6. Deal or no deal: If the New York Giants use the franchise tag on defensive end Leonard Williams, it probably means they won't sign him any time soon -- and that would affect the Jets. Per the terms of last fall's trade, the Jets received a 2020 third-round pick and a conditional 2021 fifth-round choice that improves to the fourth round if he re-signs with the Giants before the start of the league year. If you're a Jets fan, root for a fast deal.

7. Bell curve: Defending Le'Veon Bell's poor season, Douglas pointed to Bell's 87-yard rushing game against the Ravens on Dec. 12. Douglas said, "We saw Le'Veon be Le'Veon." It was a solid performance, in part because he ran with a downhill mentality, but let's not make it out to be vintage. It took him 21 carries to get those 87 yards, a pedestrian 4.1 yards per attempt. It also doesn't disprove the theory held by some that he lost some explosiveness as the season progressed. Remember, he played the Baltimore game on 10 days' rest because he missed the previous game with an illness. Any running back would benefit from fresh legs late in a season.

Look, I understand the Jets' position. They know Bell isn't going anywhere and they want to create positive vibes for 2020, hoping to maximize his chances for success. They can help him by building a better line.

8. Ain't over 'til it's over: The prevailing sentiment is the Jets will lose wide receiver Robby Anderson in free agency, but I can tell you this: They're not going down without a fight. If they do lose him, it will hurt their team speed on offense, an area they would like to improve.

9. Injury update: Darnold (left thumb) and linebacker C.J. Mosley (groin), both of whom are recovering from surgery, are expected to be ready for the spring, according to coach Adam Gase. Wide receiver Quincy Enunwa (neck) is rehabbing at the facility, but he still hasn't been medically cleared, per Douglas.
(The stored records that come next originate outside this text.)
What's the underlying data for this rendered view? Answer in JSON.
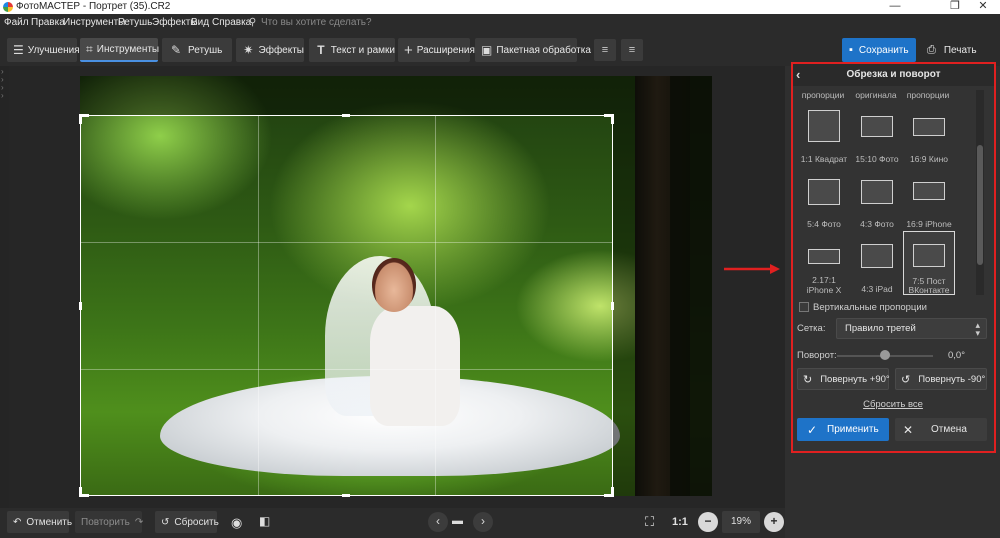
{
  "window": {
    "title": "ФотоМАСТЕР - Портрет (35).CR2",
    "min": "—",
    "max": "❐",
    "close": "✕"
  },
  "menu": {
    "items": [
      "Файл",
      "Правка",
      "Инструменты",
      "Ретушь",
      "Эффекты",
      "Вид",
      "Справка"
    ],
    "search_placeholder": "Что вы хотите сделать?"
  },
  "toolbar": {
    "tabs": [
      {
        "label": "Улучшения",
        "icon": "sliders-icon"
      },
      {
        "label": "Инструменты",
        "icon": "crop-icon",
        "active": true
      },
      {
        "label": "Ретушь",
        "icon": "brush-icon"
      },
      {
        "label": "Эффекты",
        "icon": "sparkle-icon"
      },
      {
        "label": "Текст и рамки",
        "icon": "text-icon"
      },
      {
        "label": "Расширения",
        "icon": "plus-icon"
      }
    ],
    "batch": "Пакетная обработка",
    "save": "Сохранить",
    "print": "Печать",
    "accent": "#1e73c8"
  },
  "panel": {
    "title": "Обрезка и поворот",
    "header_row": [
      "пропорции",
      "оригинала",
      "пропорции"
    ],
    "presets": [
      {
        "label": "1:1 Квадрат"
      },
      {
        "label": "15:10 Фото"
      },
      {
        "label": "16:9 Кино"
      },
      {
        "label": "5:4 Фото"
      },
      {
        "label": "4:3 Фото"
      },
      {
        "label": "16:9 iPhone"
      },
      {
        "label1": "2.17:1",
        "label2": "iPhone X"
      },
      {
        "label": "4:3 iPad"
      },
      {
        "label1": "7:5 Пост",
        "label2": "ВКонтакте",
        "selected": true
      }
    ],
    "vertical": "Вертикальные пропорции",
    "grid_label": "Сетка:",
    "grid_value": "Правило третей",
    "rotate_label": "Поворот:",
    "rotate_value": "0,0°",
    "rotate_fraction": 0.5,
    "rot_plus": "Повернуть +90°",
    "rot_minus": "Повернуть -90°",
    "reset_all": "Сбросить все",
    "apply": "Применить",
    "cancel": "Отмена",
    "highlight_color": "#e02020"
  },
  "bottom": {
    "undo": "Отменить",
    "redo": "Повторить",
    "reset": "Сбросить",
    "ratio": "1:1",
    "zoom": "19%"
  }
}
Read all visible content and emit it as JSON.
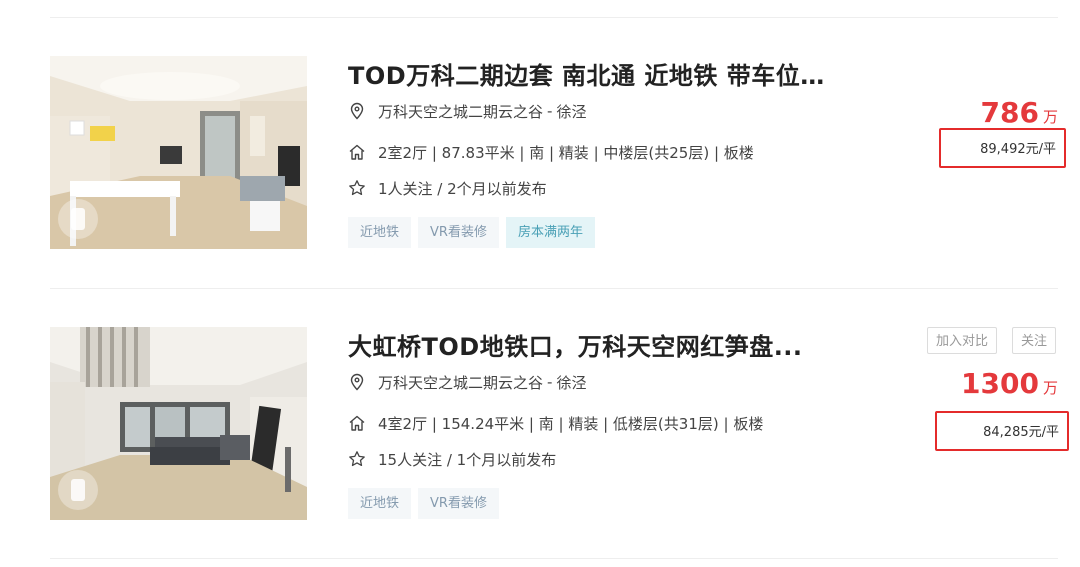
{
  "listings": [
    {
      "title": "TOD万科二期边套 南北通 近地铁 带车位...",
      "community": "万科天空之城二期云之谷",
      "district": "徐泾",
      "details": "2室2厅 | 87.83平米 | 南 | 精装 | 中楼层(共25层) | 板楼",
      "follow": "1人关注 / 2个月以前发布",
      "tags": [
        "近地铁",
        "VR看装修",
        "房本满两年"
      ],
      "total_price": "786",
      "price_unit": "万",
      "unit_price": "89,492元/平"
    },
    {
      "title": "大虹桥TOD地铁口，万科天空网红笋盘...",
      "community": "万科天空之城二期云之谷",
      "district": "徐泾",
      "details": "4室2厅 | 154.24平米 | 南 | 精装 | 低楼层(共31层) | 板楼",
      "follow": "15人关注 / 1个月以前发布",
      "tags": [
        "近地铁",
        "VR看装修"
      ],
      "total_price": "1300",
      "price_unit": "万",
      "unit_price": "84,285元/平",
      "compare_label": "加入对比",
      "follow_label": "关注"
    }
  ],
  "separator": "-",
  "icons": {
    "location": "location-pin-icon",
    "house": "house-icon",
    "star": "star-icon",
    "vr": "vr-icon"
  },
  "colors": {
    "price": "#e4393c",
    "highlight_box": "#e42b2b",
    "tag_text": "#849aae",
    "tag_highlight": "#4aa0b6"
  }
}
10. The last word: "He had offers. There were different places that wanted him the last few years and he waited for the right offer. This [the Jets] is the place he wanted to go. He saw the potential. He saw the quarterback. He's obsessed with winning. I wouldn't bet against him, I can tell you that much." -- McShay on Douglas.